“If this continues, we’re absolutely going to need more staff, more help, more of everything to deal with the crush of patients that we see coming at us,” Garza told CNN on Monday.

HOSPITALISATIONS ALL-TIME HIGH

Forty U.S. states have reported record increases in COVID-19 cases in November, while 20 have seen a record rise in deaths and 26 reported record hospitalizations, according to a Reuters tally of public health data.

The latest seven-day average shows the United States is reporting more than 148,000 daily cases and 1,120 daily deaths. U.S. COVID-19 hospitalizations hit an all-time high on Sunday.

In Ohio, where total cases have increased by about 17% and total hospitalizations have risen by at least 25% in the past seven days, the state’s health department issued a revised order to limit mass gatherings, which takes effect on Tuesday, Governor Mike DeWine said on Monday.

In what she called the re-enactment of the “most heightened level of statewide” coronavirus restrictions, New Mexico Governor Michelle Lujan Grisham instructed residents to stay home for two weeks beginning on Monday, among other curbs.

“We face a life-or-death situation and we cannot fail to act,” Grisham wrote on Twitter.

Michigan and Washington state on Sunday imposed sweeping new restrictions on gatherings, including halting indoor restaurant service.

MODERNA VACCINE 95% EFFECTIVE

The slew of grim records and news was partly offset by Monday’s announcement by drugmaker Moderna that its experimental vaccine was 94.5% effective in preventing COVID-19, based on interim data from a late-stage trial.

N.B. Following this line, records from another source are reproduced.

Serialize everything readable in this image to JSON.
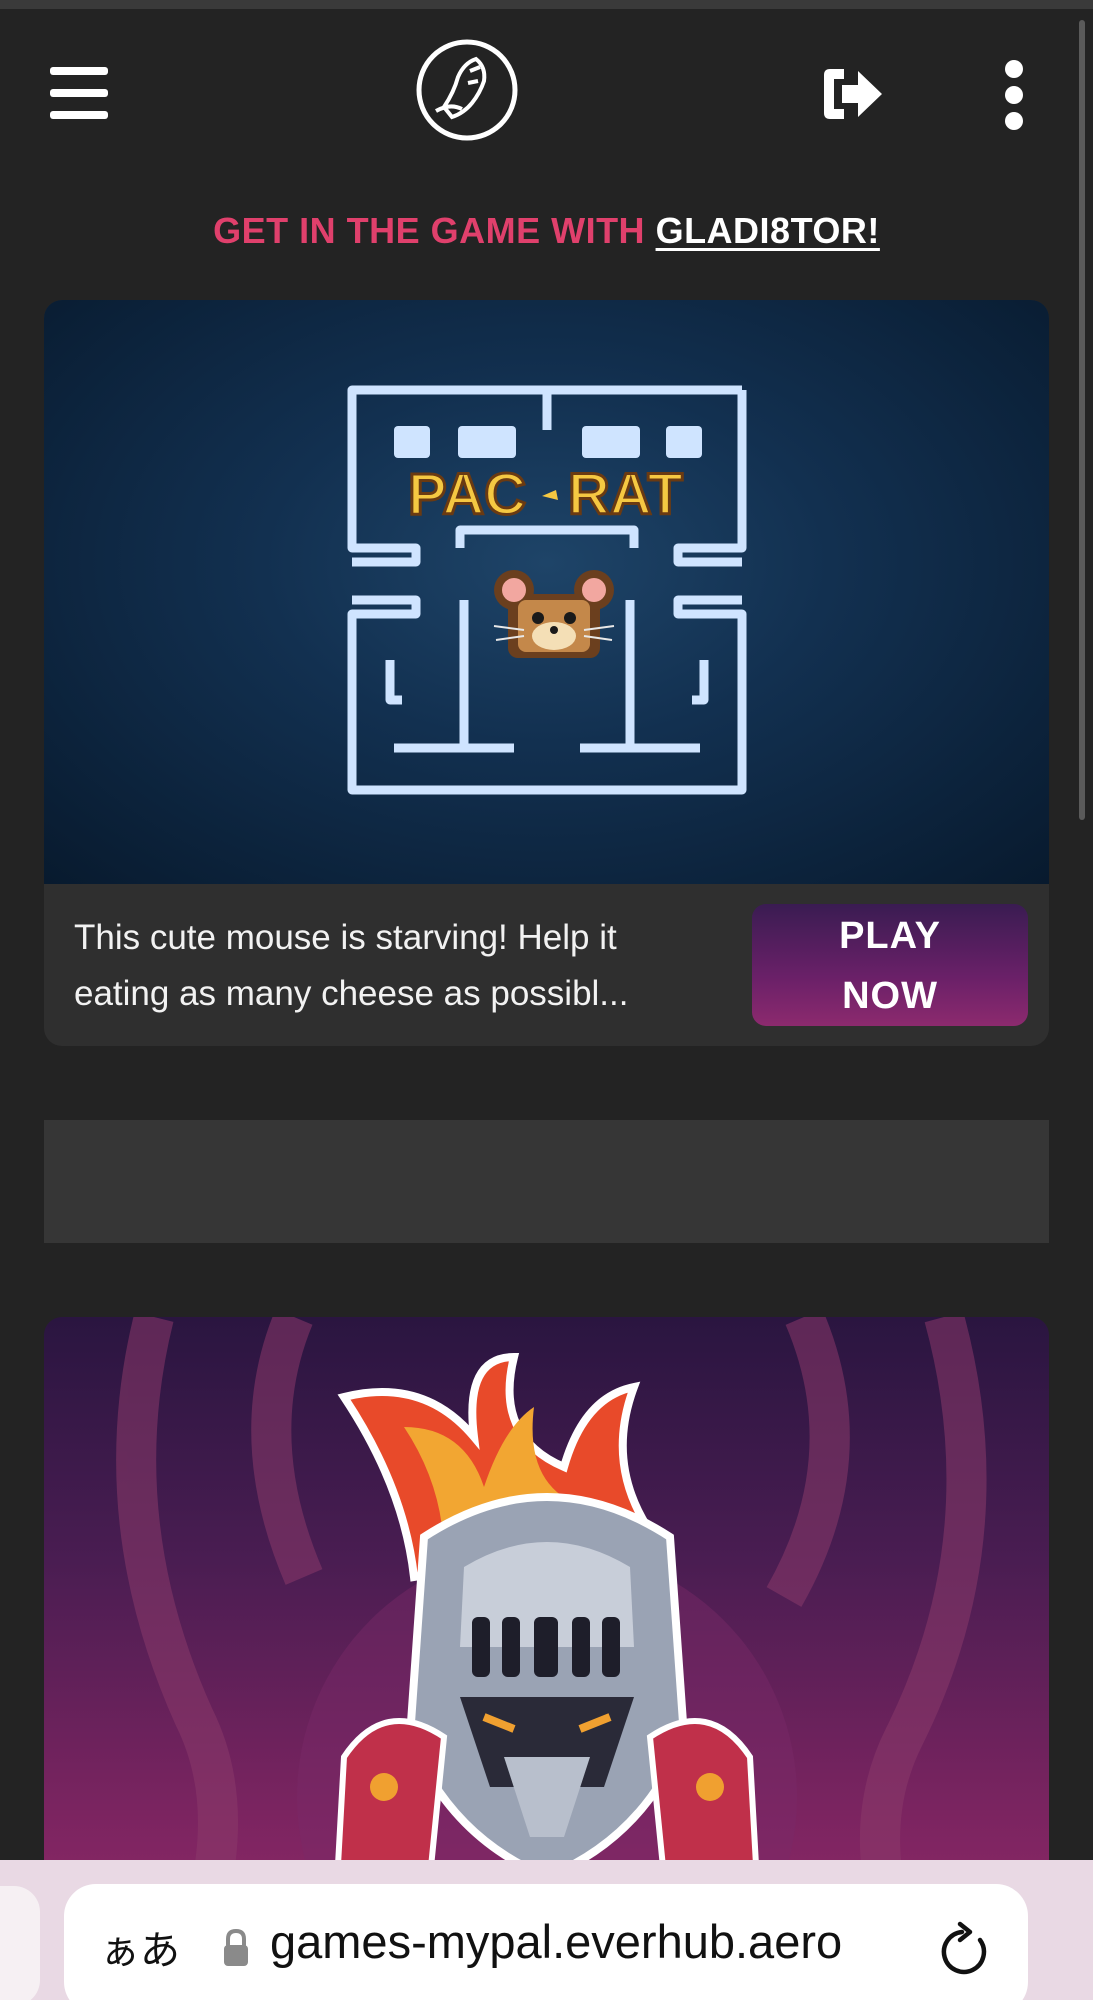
{
  "header": {
    "menu_icon": "hamburger-icon",
    "logo_icon": "gladiator-helmet-logo",
    "logout_icon": "logout-arrow-icon",
    "more_icon": "kebab-menu-icon"
  },
  "tagline": {
    "prefix": "GET IN THE GAME WITH ",
    "brand": "GLADI8TOR!",
    "prefix_color": "#e0406c"
  },
  "featured_game": {
    "logo_text_1": "PAC",
    "logo_text_2": "RAT",
    "description": "This cute mouse is starving! Help it eating as many cheese as possibl...",
    "play_label_1": "PLAY",
    "play_label_2": "NOW"
  },
  "browser": {
    "aa_label": "ぁあ",
    "url": "games-mypal.everhub.aero",
    "lock_icon": "lock-icon",
    "reload_icon": "reload-icon"
  }
}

Together with Pfizer Inc’s vaccine, which is also more than 90% effective, and pending more safety data and regulatory review, the United States could have two vaccines authorized for emergency use in December with as many as 60 million doses available this year.

Dr. Anthony Fauci, a top U.S. health official, said the Moderna vaccine results were impressive but cautioned the United States could still go through a “dark winter” as COVID-19 fatigue sets in and people grow tired of restrictions.

“It’s a very serious situation,” Fauci said on NBC’s “Today” program. “But the fact that help is on the way should spur us even more to double down on some of the public health measures. … We can do it.”

(Reporting by Maria Caspani in New York and Doina Chiacu in Washington; additional reporting by Anurag Maan in Bengaluru, David Shepardson and David Lawder in Washington; Writing by Maria Caspani; Editing by Jonathan Oatis, Bill Tarrant and Aurora Ellis)